Newsletter - Animal Writes © sm
From 31 December 2000 Issue
HSUS Legislative Update

[email protected]

State and local lawmakers also acted to improve the lives of animals.
Highlights include:
* Thirty-one states now impose felony penalties for animal cruelty perpetrators.
* Tennessee lawmakers recognized that the value of a companion animal exceeds a person’s monetary investment in the animal by passing legislation that awards non-economic damages to a person whose pet is killed or injured by an intentional or negligent act.
* Georgia made abandoning a domestic animal a crime.
* New Jersey made it illegal to leave animals unattended in a vehicle under inhumane conditions.
* Iowa and Michigan narrowly rejected efforts to enact mourning dove seasons.
* Illinois passed a dissection choice bill that allows students to refuse to participate in or observe dissection without suffering any academic penalty.
* Michigan banned ownership of wolf-hybrid dogs and large carnivores, such as lions, tigers, cheetahs, panthers and bears.

Voters sided with animal protection in the majority of state ballot measures related to animal issues, continuing a trend from the 1990s:
* Washington restricted the use of steel-jawed leghold traps and other body-gripping traps.
* Montana banned so-called “canned hunts.”
* Alaska restored that state’s ban on land-and-shoot wolf hunting.

Other important victories for animal came as a result of action in the U.S. courts:
* A federal judge overturned a Clinton Administration initiative that would have allowed dolphin-deadly tuna from Mexico to be labeled “dolphin safe.”
* A federal appeals court put a temporary halt to a whale hunt by the Makah tribe of Washington State, finding that the necessary environmental impact assessment had not been completed objectively by the
federal government.
* A settlement of a lawsuit seeking to force the U.S. Department of Agriculture to provide minimal protection for mice, rats and birds used in medical research would have offered protection for millions of animals, but an eleventh hour maneuver by researchers halted implementation of the settlement for one year.

Reforms in wildlife management have been slow to come, but animal protection forces scored some victories in 2000:
* New Jersey Governor Christine Todd Whitman refused to allow a bear hunt in that state, despite strong lobbying by hunters. Instead, the state will implement a program designed to reduce human-bear conflicts.
* Maryland has formed a Non-Lethal Wildlife Management Task Force to recommend non-lethal approaches to handling conflicts between humans and wildlife. Maryland Governor Parris Glendening affirmed his opposition to the hunting of that state’s population of several hundred black bears.

Major corporations are also increasingly recognizing the public’s concern for animals, as witnessed by McDonald’s landmark announcement that the fast-food giant will refuse to purchase eggs from producers who do not meet minimum standards for animal care.

On the national front....the United Kingdom imposed a nationwide ban on fur farming, becoming the first nation to take this bold step for the welfare of animals.
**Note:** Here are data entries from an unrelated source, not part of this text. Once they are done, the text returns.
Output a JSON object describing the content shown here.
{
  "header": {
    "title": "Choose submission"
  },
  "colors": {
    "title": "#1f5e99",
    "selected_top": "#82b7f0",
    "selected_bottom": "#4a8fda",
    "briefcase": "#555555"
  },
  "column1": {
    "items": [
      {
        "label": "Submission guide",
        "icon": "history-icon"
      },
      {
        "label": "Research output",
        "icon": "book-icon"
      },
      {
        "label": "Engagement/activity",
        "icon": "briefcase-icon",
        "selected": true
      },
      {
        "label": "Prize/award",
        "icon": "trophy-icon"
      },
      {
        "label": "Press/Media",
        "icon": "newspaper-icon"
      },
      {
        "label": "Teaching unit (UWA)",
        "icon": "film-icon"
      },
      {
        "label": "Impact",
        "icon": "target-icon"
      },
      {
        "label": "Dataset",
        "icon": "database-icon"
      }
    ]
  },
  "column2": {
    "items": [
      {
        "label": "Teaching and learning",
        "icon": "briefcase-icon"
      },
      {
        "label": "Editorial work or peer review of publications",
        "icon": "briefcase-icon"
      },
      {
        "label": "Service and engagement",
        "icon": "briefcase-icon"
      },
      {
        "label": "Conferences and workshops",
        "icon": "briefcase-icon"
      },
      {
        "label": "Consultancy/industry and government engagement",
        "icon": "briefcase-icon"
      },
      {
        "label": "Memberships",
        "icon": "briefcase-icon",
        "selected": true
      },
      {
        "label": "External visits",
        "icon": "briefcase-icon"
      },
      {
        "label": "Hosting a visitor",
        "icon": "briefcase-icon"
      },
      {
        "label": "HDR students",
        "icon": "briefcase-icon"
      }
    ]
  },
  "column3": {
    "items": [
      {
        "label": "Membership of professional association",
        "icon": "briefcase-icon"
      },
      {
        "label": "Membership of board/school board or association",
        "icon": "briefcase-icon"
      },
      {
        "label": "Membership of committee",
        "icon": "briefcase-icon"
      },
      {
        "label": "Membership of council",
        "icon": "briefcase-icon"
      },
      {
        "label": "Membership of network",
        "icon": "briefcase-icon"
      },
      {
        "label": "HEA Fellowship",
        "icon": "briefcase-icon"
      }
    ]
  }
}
The U.K. will soon consider a ban on fox hunting.

Go on to Children's Book - Half Price
Return to 31 December 2000 Issue
Return to Newsletters

** Fair Use Notice**
This document may contain copyrighted material, use of which has not been specifically authorized by the copyright owners. I believe that this not-for-profit, educational use on the Web constitutes a fair use of the copyrighted material (as provided for in section 107 of the US Copyright Law). If you wish to use this copyrighted material for purposes of your own that go beyond fair use, you must obtain permission from the copyright owner.

Home Page




Your comments and inquiries are welcome

This site is hosted and maintained by:
The Mary T. and Frank L. Hoffman Family Foundation
Thank you for visiting

Since date.gif (991 bytes)